According to the research by Lauristin & Vihalemm (Minu laulu- ja tantsupidu. Sotsioloogilise uuringu aruanne. Eesti Laulu- ja Tantsupeo Sihtasutus, 2013), the tradition to hold celebrations is very viable, also among young people. The number of participants has not dropped in spite of the general decrease of the youth population and the number of groups taking part in the selection process before the event is increasingly larger than the number selected to participate. The Register of Estonian Song and Dance Celebration Foundation has in 2016 a record of 50,196 members of groups (dance, groups, choirs, orchestras, folk music groups), aged 7 to 26; the number of individuals of the same age group is 37,722, which means that the Register has a record of 13% of Estonian young people. In the age group from 7 to 19, the Register has a record of 21% of all Estonian young people (“Hobby education, hobby activity, and youth workers in local municipalities”, the Centre for Applied Social Sciences of the University of Tartu, 2016).

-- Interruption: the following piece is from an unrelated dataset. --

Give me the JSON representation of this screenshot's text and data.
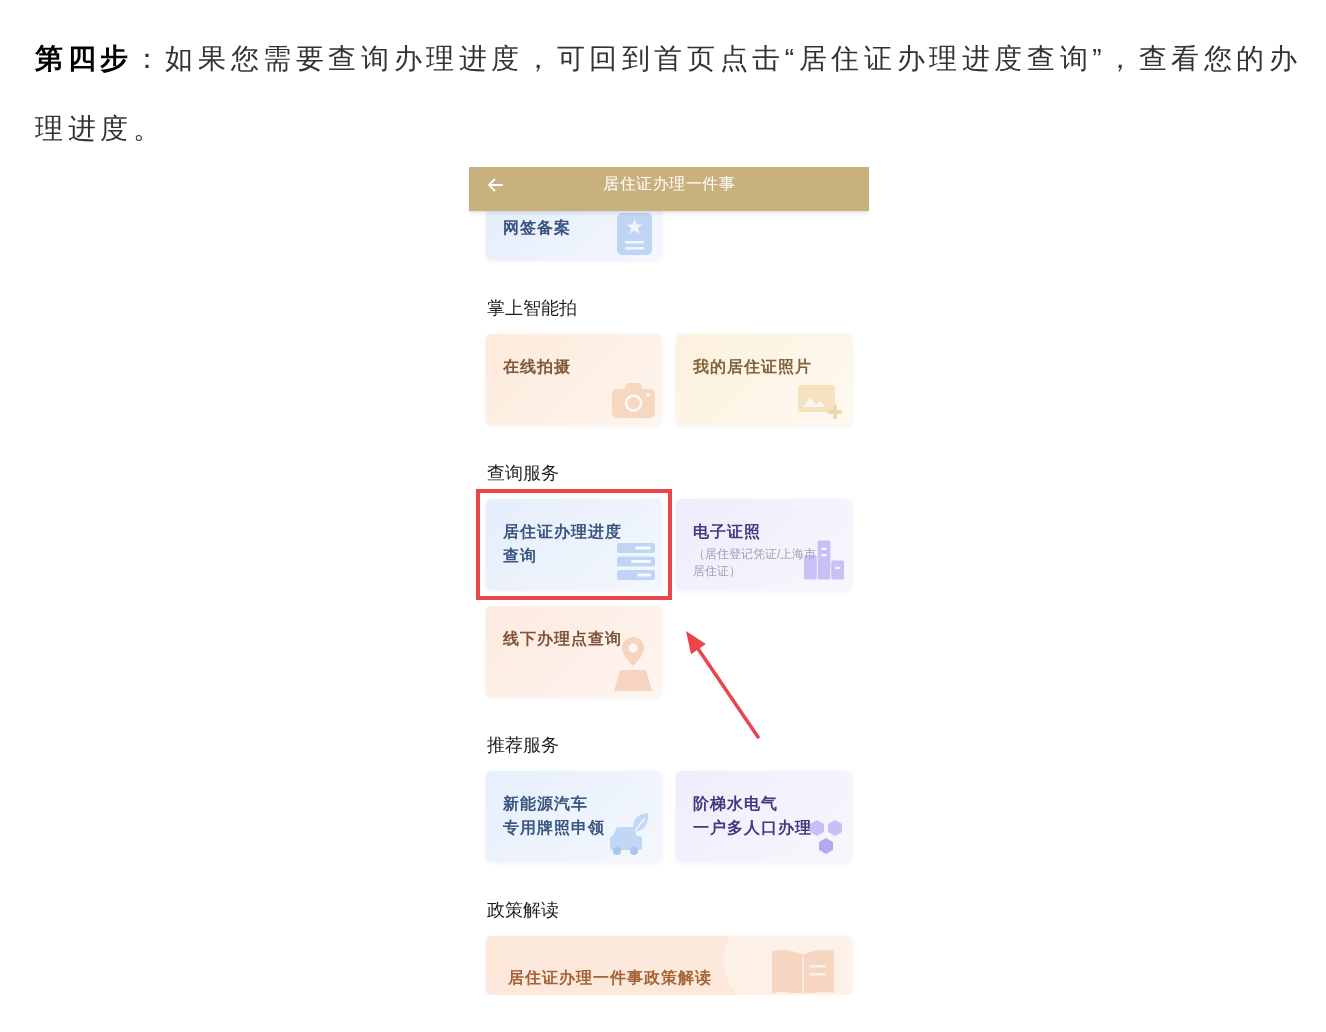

In 2017, the 12th Youth Song and Dance Celebrations were held, in which 797 collectives took part in Song Celebrations, that makes about 24,000 singers. Dance Celebrations had 585 collectives, with about 9,000 dancers. In 2019, the 27th General Song and Dance Celebrations were held. The year 2019 was also the anniversary year of 150 years of song celebrations. During the previous general song and dance celebrations, 1,020 singing collectives (more than 32,000 singers) and 713 dancing collectives (11,500 dancers) participated. The next Youth Song and Dance Celebrations will take place in the year 2022 and General Song and Dance Celebrations in the year 2024.
The event is funded from the state budget and ticket revenue. In 2019, the Ministry of Culture designated more than 2,4 million euros for the Estonian Song and Dance Celebration Foundation who is the responsible body for organisation of the celebrations. Additional 200,000 euros was given in order to organize the theme year of 2019, which was designated to the 150 anniversary described in the previous paragraph. The Ministry of Culture also supported the collectives participating in the celebrations with 1 million euros that were distributed by the Estonian Song and Dance Celebration Foundation.